In Texas writer John Pipkin's excellent debut novel, "Woodsburner," the hardware store owner in 19th century Concord, Mass., points out the town eccentric and confides to another man, "I came upon him once in the woods, completely without clothes. Now what kind of a man does that?"
That would be Henry David Thoreau.
Thoreau was, first and foremost, a naturalist - in every sense of the word. In his nakedness, which Dickerson witnessed with obvious trepidation, the author of "Walden," one of the keystones of American thought, might have been preparing for another classic work, "Civil Disobedience."
Pipkin's Thoreau, however, is not the fiercely independent tax resister and abolitionist handed down to us through the ages. He is a young man who, at 26, "has accomplished little, and the burden of his empty history weighs heavily on him."
Pipkin catches Thoreau in an uncertain, though not unguarded moment, basing his novel on an actual event, when, on April 30, 1844, Thoreau set fire to Concord Woods. The conflagration, carelessly ignited during a dry, windy spring day that was to have culminated with a fresh fish chowder cooked in the woods, consumed 300 acres. The protector of nature became its destroyer, the dreaded and maligned "Woodsburner" of the title.

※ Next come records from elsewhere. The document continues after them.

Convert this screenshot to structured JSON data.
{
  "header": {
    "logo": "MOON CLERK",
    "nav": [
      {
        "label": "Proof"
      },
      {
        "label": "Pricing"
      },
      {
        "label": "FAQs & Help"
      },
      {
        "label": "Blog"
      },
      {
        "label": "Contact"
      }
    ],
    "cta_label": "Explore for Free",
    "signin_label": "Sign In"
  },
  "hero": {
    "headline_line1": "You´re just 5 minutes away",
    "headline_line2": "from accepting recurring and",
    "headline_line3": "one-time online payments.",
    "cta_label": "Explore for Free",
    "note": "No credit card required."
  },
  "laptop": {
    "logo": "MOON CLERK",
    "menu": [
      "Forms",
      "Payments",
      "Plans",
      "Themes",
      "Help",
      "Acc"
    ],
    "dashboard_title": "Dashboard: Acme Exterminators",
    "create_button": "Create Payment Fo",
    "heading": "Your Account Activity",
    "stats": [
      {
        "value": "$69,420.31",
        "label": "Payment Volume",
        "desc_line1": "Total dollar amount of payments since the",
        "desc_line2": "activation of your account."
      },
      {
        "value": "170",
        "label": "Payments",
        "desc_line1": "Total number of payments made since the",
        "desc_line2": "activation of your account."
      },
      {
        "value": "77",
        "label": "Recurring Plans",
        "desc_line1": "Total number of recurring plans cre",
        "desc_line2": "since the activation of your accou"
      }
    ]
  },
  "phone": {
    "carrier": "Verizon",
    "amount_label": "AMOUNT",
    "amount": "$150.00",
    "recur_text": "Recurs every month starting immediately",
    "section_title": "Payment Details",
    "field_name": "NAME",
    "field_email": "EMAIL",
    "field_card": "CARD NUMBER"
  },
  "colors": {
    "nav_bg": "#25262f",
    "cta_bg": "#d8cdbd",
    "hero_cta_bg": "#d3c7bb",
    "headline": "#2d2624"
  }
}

Causes John Pipkin Supports
Trust for Public Land
Writers' League of Texas